:: Supplied records

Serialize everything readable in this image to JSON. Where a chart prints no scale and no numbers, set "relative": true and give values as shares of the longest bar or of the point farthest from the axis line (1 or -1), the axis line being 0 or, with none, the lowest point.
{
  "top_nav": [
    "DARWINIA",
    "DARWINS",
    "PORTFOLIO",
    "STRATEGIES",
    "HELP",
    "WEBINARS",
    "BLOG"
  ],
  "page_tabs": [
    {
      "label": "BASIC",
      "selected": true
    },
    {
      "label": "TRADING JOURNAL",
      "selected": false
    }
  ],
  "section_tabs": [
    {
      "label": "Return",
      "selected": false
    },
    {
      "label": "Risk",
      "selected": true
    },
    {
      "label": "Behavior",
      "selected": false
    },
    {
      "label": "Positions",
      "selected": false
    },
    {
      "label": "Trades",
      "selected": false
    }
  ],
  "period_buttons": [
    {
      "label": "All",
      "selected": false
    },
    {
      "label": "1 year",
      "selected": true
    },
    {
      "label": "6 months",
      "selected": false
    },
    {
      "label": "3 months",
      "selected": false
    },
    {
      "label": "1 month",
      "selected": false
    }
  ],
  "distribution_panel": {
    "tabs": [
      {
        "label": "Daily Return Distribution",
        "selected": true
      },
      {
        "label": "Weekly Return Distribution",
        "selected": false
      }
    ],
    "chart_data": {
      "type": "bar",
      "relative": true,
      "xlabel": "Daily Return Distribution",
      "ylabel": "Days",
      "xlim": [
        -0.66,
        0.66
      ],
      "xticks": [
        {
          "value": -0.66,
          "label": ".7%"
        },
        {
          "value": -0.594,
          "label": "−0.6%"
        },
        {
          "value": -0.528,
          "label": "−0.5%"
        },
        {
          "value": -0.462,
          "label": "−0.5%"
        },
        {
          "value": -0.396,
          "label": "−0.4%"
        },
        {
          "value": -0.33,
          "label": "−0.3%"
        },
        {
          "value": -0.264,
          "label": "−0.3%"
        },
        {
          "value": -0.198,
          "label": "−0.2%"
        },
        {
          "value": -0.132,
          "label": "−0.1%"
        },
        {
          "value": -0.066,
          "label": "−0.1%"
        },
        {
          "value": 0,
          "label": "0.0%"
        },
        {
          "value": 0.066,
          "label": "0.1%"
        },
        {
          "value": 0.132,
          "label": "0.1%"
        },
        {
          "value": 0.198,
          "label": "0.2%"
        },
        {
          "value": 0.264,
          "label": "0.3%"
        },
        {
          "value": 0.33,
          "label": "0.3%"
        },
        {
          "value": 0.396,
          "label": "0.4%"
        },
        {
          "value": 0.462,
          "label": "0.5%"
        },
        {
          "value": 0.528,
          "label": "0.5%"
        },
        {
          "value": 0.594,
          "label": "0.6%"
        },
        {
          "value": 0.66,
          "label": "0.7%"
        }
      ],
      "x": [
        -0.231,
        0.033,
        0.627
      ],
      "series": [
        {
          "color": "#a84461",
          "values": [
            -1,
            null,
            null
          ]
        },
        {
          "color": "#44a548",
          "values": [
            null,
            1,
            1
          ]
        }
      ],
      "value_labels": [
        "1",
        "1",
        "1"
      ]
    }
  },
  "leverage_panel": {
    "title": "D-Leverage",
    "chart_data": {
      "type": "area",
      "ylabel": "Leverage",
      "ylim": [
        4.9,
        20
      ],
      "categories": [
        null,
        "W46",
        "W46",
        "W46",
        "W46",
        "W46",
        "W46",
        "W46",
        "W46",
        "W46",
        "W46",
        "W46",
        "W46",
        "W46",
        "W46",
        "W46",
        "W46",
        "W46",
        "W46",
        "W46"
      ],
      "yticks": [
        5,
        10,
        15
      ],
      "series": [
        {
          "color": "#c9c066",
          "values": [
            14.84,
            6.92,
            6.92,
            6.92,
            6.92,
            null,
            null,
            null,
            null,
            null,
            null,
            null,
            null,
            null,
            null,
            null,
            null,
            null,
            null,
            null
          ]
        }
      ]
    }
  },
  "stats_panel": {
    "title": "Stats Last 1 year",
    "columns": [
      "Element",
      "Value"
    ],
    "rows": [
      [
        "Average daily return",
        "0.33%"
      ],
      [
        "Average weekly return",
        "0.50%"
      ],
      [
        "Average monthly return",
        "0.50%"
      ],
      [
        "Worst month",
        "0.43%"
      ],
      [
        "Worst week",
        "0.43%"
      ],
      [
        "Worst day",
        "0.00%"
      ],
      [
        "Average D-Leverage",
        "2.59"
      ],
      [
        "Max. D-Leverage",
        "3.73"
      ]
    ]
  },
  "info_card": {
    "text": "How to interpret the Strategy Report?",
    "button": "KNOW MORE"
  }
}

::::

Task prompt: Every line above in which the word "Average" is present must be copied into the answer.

Exercise answer:
        "Average daily return",
        "Average weekly return",
        "Average monthly return",
        "Average D-Leverage",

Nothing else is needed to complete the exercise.